Virtual Conference
Bahar Uslu

Bahar Uslu

Quinnipiac University, USA

Title: From an embryo to your child, ethics, law and new regulations


The separation of sex and hi-tech reproduction treatments led to a revolution of gender and similarity relations, while embryo diagnostics led to a shift from scheduling families to planning a child. Furthermore, the presence of fertilized eggs outside the womb is a new form of human life which can be conserved and manipulated and the embryo in the petri dish in laboratory has become the entity of reproductive market. This presentation firstly presents embryo moral approaches briefly, especially regarding interventions in preimplantation-stage embryos in the laboratory, suggesting environmentally suitable laboratory conditions for this entity. Additionally, new suggestions for legitimately suitable regulations takes care precisely embryo’s right, but also embryology laboratory personnel, clinics and parents.

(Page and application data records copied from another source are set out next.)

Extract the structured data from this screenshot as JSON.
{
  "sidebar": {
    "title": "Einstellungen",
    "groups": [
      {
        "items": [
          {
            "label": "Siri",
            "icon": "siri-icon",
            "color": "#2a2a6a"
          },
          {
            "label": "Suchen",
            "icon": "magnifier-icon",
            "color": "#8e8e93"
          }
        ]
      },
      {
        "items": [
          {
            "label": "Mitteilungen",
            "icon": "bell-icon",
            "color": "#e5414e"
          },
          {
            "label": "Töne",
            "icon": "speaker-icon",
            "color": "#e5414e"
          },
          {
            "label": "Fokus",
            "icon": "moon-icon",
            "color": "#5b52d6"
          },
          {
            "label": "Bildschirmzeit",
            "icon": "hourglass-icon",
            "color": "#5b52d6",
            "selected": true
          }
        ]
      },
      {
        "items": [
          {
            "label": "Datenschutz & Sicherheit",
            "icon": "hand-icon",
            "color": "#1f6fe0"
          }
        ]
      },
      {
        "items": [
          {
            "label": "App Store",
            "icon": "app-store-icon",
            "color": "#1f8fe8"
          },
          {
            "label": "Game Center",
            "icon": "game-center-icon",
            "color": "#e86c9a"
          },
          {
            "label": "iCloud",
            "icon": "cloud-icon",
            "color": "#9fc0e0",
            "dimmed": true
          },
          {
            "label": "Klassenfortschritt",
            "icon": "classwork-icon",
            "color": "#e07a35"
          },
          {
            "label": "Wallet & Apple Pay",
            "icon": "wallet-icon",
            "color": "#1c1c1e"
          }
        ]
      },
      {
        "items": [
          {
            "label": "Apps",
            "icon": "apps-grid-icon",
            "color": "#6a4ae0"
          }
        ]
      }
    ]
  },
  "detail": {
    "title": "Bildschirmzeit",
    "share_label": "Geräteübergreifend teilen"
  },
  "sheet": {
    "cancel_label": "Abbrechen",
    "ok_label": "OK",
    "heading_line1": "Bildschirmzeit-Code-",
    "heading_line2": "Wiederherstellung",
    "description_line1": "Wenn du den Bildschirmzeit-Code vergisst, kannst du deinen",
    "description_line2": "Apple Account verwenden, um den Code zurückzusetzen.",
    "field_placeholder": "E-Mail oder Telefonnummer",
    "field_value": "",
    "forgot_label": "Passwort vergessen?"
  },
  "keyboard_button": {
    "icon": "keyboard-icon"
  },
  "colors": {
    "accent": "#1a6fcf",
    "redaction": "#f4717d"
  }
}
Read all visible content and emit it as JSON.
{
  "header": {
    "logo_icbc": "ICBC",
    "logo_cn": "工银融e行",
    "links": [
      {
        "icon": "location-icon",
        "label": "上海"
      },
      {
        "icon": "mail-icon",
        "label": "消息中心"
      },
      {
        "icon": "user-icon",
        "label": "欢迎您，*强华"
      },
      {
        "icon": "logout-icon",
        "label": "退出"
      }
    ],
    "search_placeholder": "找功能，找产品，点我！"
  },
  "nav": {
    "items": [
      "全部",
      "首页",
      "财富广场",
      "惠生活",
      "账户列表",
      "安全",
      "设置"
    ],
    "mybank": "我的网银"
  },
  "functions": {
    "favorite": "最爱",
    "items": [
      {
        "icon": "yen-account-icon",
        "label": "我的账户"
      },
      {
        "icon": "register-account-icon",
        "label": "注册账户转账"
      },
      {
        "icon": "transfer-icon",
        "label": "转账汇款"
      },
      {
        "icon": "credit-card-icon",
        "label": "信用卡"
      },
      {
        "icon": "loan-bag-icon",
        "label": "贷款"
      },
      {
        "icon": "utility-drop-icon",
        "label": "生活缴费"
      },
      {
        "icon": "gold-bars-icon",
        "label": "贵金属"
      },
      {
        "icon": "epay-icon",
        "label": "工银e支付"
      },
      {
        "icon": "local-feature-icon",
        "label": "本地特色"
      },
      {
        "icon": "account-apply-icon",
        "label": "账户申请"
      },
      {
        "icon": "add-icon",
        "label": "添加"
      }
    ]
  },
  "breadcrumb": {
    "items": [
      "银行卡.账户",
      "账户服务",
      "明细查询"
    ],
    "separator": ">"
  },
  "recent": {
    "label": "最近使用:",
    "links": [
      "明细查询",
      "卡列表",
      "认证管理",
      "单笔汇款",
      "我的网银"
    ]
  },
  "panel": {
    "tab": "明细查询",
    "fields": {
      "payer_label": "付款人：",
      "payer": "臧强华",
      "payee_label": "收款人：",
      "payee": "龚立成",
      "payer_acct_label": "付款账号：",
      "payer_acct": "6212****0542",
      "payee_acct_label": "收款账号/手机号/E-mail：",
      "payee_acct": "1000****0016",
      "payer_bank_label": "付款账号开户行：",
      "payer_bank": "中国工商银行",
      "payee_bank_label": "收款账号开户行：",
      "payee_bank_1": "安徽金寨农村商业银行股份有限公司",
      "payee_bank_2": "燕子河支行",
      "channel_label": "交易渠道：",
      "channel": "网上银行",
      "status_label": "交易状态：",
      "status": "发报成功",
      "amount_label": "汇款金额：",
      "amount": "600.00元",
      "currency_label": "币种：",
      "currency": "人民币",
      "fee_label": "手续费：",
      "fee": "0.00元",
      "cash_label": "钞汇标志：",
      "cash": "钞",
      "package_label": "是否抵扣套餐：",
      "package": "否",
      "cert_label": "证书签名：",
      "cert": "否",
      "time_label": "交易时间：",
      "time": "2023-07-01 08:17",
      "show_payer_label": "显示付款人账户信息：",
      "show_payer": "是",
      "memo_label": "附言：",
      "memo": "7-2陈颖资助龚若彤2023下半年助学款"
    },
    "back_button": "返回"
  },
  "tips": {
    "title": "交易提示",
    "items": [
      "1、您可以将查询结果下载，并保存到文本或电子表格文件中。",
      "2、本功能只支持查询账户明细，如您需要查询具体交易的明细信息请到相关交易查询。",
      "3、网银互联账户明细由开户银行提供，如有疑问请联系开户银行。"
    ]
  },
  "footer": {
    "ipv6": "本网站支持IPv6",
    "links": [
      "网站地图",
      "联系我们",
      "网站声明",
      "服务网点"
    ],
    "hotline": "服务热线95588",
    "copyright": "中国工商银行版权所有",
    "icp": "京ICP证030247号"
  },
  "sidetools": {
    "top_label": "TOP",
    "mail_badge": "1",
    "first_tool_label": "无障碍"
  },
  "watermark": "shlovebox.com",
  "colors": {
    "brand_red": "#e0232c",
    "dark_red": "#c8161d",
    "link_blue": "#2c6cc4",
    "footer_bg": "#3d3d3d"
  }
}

Bahar Uslu, MD, Ph.D. is a clinical & developmental embryologist, histopathologist, an inventor and designer of equipment for stem cell and IVF laboratories. She grew up, was educated and obtained medical degrees in three different countries--Turkey, Great Britain, and the United States. Her clinical interests are IVF techniques, regenerative medicine, tissue engineering, and embryonic stem cells. Her current research focuses on the regulation of gene expression in granulosa cells. She is a Board-Certified Specialist in both Histopathology and Embryology. She served as a founder and director of Reproductive Medicine, Andrology and Infertility Units in the Turkish Ministry of Health Hospitals for 4 years. Her postgraduate training also included 5 years of fellowships and lecturing in reproductive endocrinology and infertility at the Yale University School of Medicine in New Haven, Connecticut. She is the innovator of the “Uslu Ovarian Follicle Counting Method”--first published in the Journal of Ovarian Research (2017). She is rated among “The Best Reproductive Medicine Specialists” by various medical communities, was recognized as an “Extraordinary Skill in Medicine” by the U.S. Government and has also been nominated as “The Scientist of The Year” by various scientific committees.